Ascension Parish community photo gallery for Sept. 3, 2015 _lowres

Advocate staff photo by BILL FEIG -- Haley Thompson, 18, is opening her own bakery Bliss Patisserie in Prairieville on Saturday.

Clarence Cutno knew his granddaughter Haley Thompson had a special talent for baking when the teenager began taking orders for more than two dozen holiday pies a few years ago.

Thompson, now 18, is opening her own bakery, Bliss Patisserie on Saturday in Prairieville, making her one of the youngest business owners in Ascension Parish.

“She just has a talent given from God,” Cutno said. “She watched me make those pies, but in a year or two, she was doing stuff I couldn’t even think of doing. She’s blessed.”

The bakery, 17188 Airline Highway, will sell cakes and cupcakes, all baked and decorated by Thompson, as well as serve coffee, Italian ice, macaroons, New Orleans Ice Cream Co. ice cream and Thompson’s speciality “cake jars” — mason jars filled with layered cake and filling.

“It was always what I wanted to do,” Thompson said. “God was leading me to bake and open a bakery.”

Thompson, a 2015 East Ascension High School graduate with a 4.3 GPA, taught herself cupcake icing piping techniques by watching YouTube videos starting at age 15.

She would post pictures of her culinary successes on Instagram, and soon, family friends asked to buy cupcakes for parties and events.

“They were getting more creative,” said Thompson’s mother, Nodgela Thompson. “Cuter and cuter.”

Conquering cupcakes led Thompson to try baking and decorating a cake for a LSU nursing school graduate.

The cake, shaped like a nursing scrub uniform and featuring an edible fondant stethoscope, syringe and bandages, launched her professional cake career.

“That’s when it went absolutely crazy,” Thompson said.

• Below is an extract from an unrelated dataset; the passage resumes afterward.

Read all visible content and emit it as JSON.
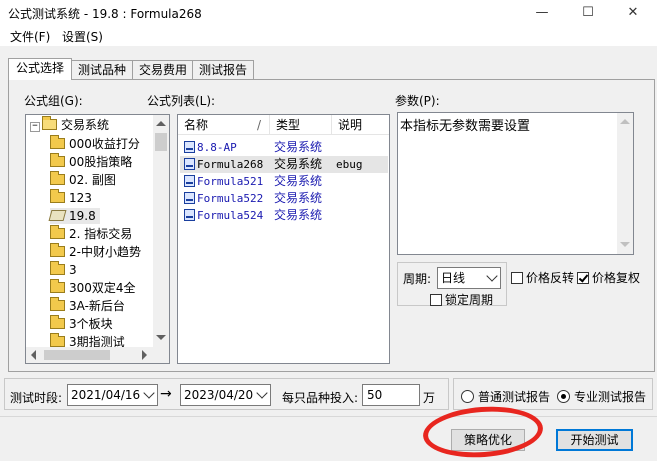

Cake orders started flying in and Thompson realized baking was more than just a hobby. It was a career.

But first, Thompson needed to graduate high school.

During her junior year, Thompson honed her skills by participating in a ProStart culinary class at Dutchtown High School.

She and her team won third place at the Louisiana Restaurant Association ProStart Cooking competition in New Orleans with Thompson cooking the team’s appetizer and entree courses.

As a prize, Thompson won a partial scholarship to attend the Louisiana Culinary Institute.

But even with this scholarship and funds from TOPS, the state’s tuition-paying program, Thompson’s family was left with considerable out-of-pocket expenses to pay for her culinary education.

Although a great opportunity, Thompson said the competition made her realize “cooking is not for me.”

Baking, however, allowed Thompson’s creativity to flow, she said.

“You can be creative with the presentation of cooking, but I feel like with baking you can go a whole way further,” Thompson said.

Nodgela Thompson said her daughter approached her one day and said she believed she was being led to open her own bakery and not attend culinary school.

The money the family would have spent on tuition instead funded lessons from a private pastry chef, Nodgela Thompson said.

At first, the family experienced some negative feedback from friends and family members who were appalled such a bright student wasn’t going to college.

Thompson credits her uncle and pastor, Leroy Thompson, for helping her realize she was headed down the right path.

“My family and uncle were the people keeping me grounded in this decision,” Thompson said.

Thompson’s family helped encourage her entrepreneurial spirit, as well.

Her older sister Toni Shea Thompson opened her own business, Shea Couture Bridal in Gonzales, while still in high school.

Their parents own a real estate company and their father, Terrell Thompson, also works in a family-owned ministry.

Nodgela Thompson said she hoped both Thompson and her sister realize how hard small-business owners have to work to achieve success.

“You’ve got to trust God and hit it hard,” Nodgela Thompson said. “Because nothing is going to be given to you. Nobody is standing in line to just give it to you.”

Despite the anxiety that comes with opening a business, Thompson has kept a relaxed attitude, a Type-B trait that comes from her father, a former Army soldier who served in Operation Desert Storm, Nodgela Thompson said.

“I’m stressed that she’s not stressed,” Nodgela Thompson said. “But that just confirms to me that she is in her calling.”